-------- Record extracts --------

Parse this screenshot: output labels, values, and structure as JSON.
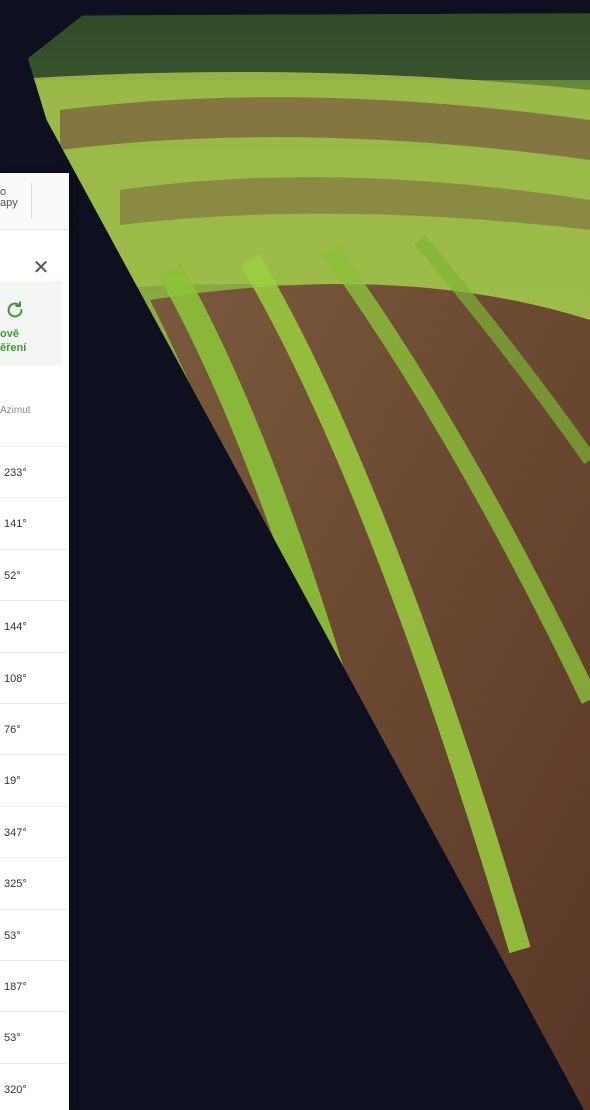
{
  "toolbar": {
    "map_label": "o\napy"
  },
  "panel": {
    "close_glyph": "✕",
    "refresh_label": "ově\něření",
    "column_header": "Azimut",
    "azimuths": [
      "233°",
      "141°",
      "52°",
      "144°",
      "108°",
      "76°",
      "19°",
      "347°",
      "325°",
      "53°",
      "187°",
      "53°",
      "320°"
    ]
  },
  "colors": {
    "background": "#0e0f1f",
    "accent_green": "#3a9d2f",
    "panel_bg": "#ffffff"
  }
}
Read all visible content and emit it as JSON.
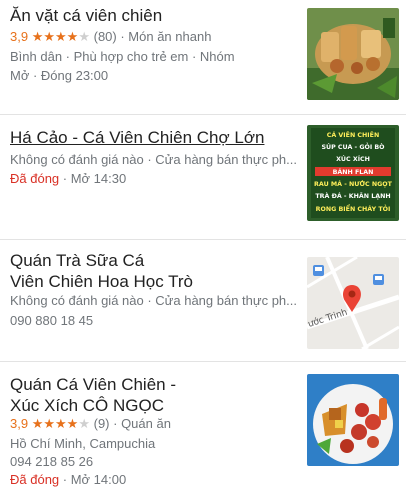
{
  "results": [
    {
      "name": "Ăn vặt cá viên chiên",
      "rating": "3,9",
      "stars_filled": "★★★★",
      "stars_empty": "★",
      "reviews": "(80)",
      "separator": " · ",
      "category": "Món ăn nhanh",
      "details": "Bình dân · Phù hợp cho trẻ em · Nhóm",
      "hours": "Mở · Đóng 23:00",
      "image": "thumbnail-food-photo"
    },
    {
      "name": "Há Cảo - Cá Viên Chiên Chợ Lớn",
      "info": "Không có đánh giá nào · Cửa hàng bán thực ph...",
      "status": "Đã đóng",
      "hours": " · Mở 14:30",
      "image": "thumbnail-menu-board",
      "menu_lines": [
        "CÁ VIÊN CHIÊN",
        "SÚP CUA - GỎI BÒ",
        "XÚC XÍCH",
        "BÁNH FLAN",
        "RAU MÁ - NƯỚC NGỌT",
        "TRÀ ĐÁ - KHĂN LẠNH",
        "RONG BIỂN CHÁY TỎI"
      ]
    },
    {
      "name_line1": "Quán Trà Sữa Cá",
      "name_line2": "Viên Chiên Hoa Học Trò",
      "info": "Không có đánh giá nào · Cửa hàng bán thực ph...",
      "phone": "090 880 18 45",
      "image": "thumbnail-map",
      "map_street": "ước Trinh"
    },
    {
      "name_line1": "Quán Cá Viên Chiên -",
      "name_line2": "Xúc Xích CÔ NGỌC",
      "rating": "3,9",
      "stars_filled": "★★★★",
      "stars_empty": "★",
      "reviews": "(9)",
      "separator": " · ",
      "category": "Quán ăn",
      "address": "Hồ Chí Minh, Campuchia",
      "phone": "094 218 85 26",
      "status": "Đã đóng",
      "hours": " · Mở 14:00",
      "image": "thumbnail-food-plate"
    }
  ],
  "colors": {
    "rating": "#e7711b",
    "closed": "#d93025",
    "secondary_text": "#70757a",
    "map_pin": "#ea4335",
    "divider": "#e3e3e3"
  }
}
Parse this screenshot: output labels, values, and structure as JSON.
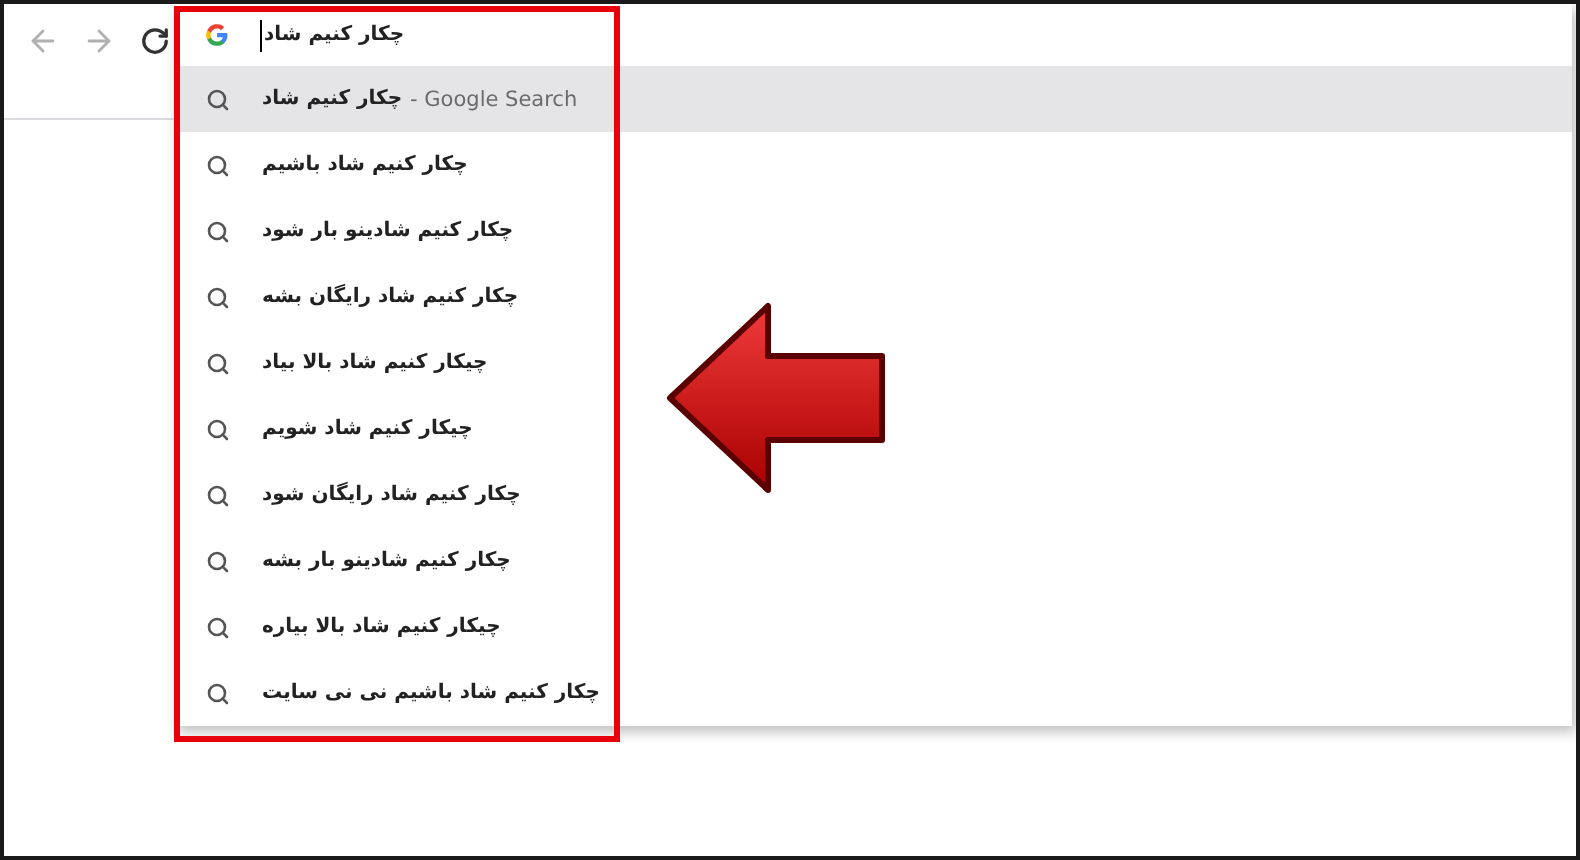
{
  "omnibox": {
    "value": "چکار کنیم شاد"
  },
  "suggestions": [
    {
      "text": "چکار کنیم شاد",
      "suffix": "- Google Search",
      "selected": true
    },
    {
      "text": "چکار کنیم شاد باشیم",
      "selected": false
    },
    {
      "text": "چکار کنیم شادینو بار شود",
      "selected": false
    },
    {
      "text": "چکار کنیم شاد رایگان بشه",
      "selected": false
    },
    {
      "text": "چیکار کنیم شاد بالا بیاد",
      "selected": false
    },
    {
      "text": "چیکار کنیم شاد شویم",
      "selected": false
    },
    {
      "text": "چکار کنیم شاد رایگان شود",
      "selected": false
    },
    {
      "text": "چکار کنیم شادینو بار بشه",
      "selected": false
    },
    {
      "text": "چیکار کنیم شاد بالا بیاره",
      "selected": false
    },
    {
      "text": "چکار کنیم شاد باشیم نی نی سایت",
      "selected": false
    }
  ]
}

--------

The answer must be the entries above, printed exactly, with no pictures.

| Worked solution |
Parse this screenshot: output labels, values, and structure as JSON.
{
  "toolbar": {
    "map_label": "o\napy"
  },
  "panel": {
    "close_glyph": "✕",
    "refresh_label": "ově\něření",
    "column_header": "Azimut",
    "azimuths": [
      "233°",
      "141°",
      "52°",
      "144°",
      "108°",
      "76°",
      "19°",
      "347°",
      "325°",
      "53°",
      "187°",
      "53°",
      "320°"
    ]
  },
  "colors": {
    "background": "#0e0f1f",
    "accent_green": "#3a9d2f",
    "panel_bg": "#ffffff"
  }
}
Read all visible content and emit it as JSON.
{
  "results": [
    {
      "name": "Ăn vặt cá viên chiên",
      "rating": "3,9",
      "stars_filled": "★★★★",
      "stars_empty": "★",
      "reviews": "(80)",
      "separator": " · ",
      "category": "Món ăn nhanh",
      "details": "Bình dân · Phù hợp cho trẻ em · Nhóm",
      "hours": "Mở · Đóng 23:00",
      "image": "thumbnail-food-photo"
    },
    {
      "name": "Há Cảo - Cá Viên Chiên Chợ Lớn",
      "info": "Không có đánh giá nào · Cửa hàng bán thực ph...",
      "status": "Đã đóng",
      "hours": " · Mở 14:30",
      "image": "thumbnail-menu-board",
      "menu_lines": [
        "CÁ VIÊN CHIÊN",
        "SÚP CUA - GỎI BÒ",
        "XÚC XÍCH",
        "BÁNH FLAN",
        "RAU MÁ - NƯỚC NGỌT",
        "TRÀ ĐÁ - KHĂN LẠNH",
        "RONG BIỂN CHÁY TỎI"
      ]
    },
    {
      "name_line1": "Quán Trà Sữa Cá",
      "name_line2": "Viên Chiên Hoa Học Trò",
      "info": "Không có đánh giá nào · Cửa hàng bán thực ph...",
      "phone": "090 880 18 45",
      "image": "thumbnail-map",
      "map_street": "ước Trinh"
    },
    {
      "name_line1": "Quán Cá Viên Chiên -",
      "name_line2": "Xúc Xích CÔ NGỌC",
      "rating": "3,9",
      "stars_filled": "★★★★",
      "stars_empty": "★",
      "reviews": "(9)",
      "separator": " · ",
      "category": "Quán ăn",
      "address": "Hồ Chí Minh, Campuchia",
      "phone": "094 218 85 26",
      "status": "Đã đóng",
      "hours": " · Mở 14:00",
      "image": "thumbnail-food-plate"
    }
  ],
  "colors": {
    "rating": "#e7711b",
    "closed": "#d93025",
    "secondary_text": "#70757a",
    "map_pin": "#ea4335",
    "divider": "#e3e3e3"
  }
}
Parse this screenshot: output labels, values, and structure as JSON.
{
  "omnibox": {
    "value": "چکار کنیم شاد"
  },
  "suggestions": [
    {
      "text": "چکار کنیم شاد",
      "suffix": "- Google Search",
      "selected": true
    },
    {
      "text": "چکار کنیم شاد باشیم",
      "selected": false
    },
    {
      "text": "چکار کنیم شادینو بار شود",
      "selected": false
    },
    {
      "text": "چکار کنیم شاد رایگان بشه",
      "selected": false
    },
    {
      "text": "چیکار کنیم شاد بالا بیاد",
      "selected": false
    },
    {
      "text": "چیکار کنیم شاد شویم",
      "selected": false
    },
    {
      "text": "چکار کنیم شاد رایگان شود",
      "selected": false
    },
    {
      "text": "چکار کنیم شادینو بار بشه",
      "selected": false
    },
    {
      "text": "چیکار کنیم شاد بالا بیاره",
      "selected": false
    },
    {
      "text": "چکار کنیم شاد باشیم نی نی سایت",
      "selected": false
    }
  ]
}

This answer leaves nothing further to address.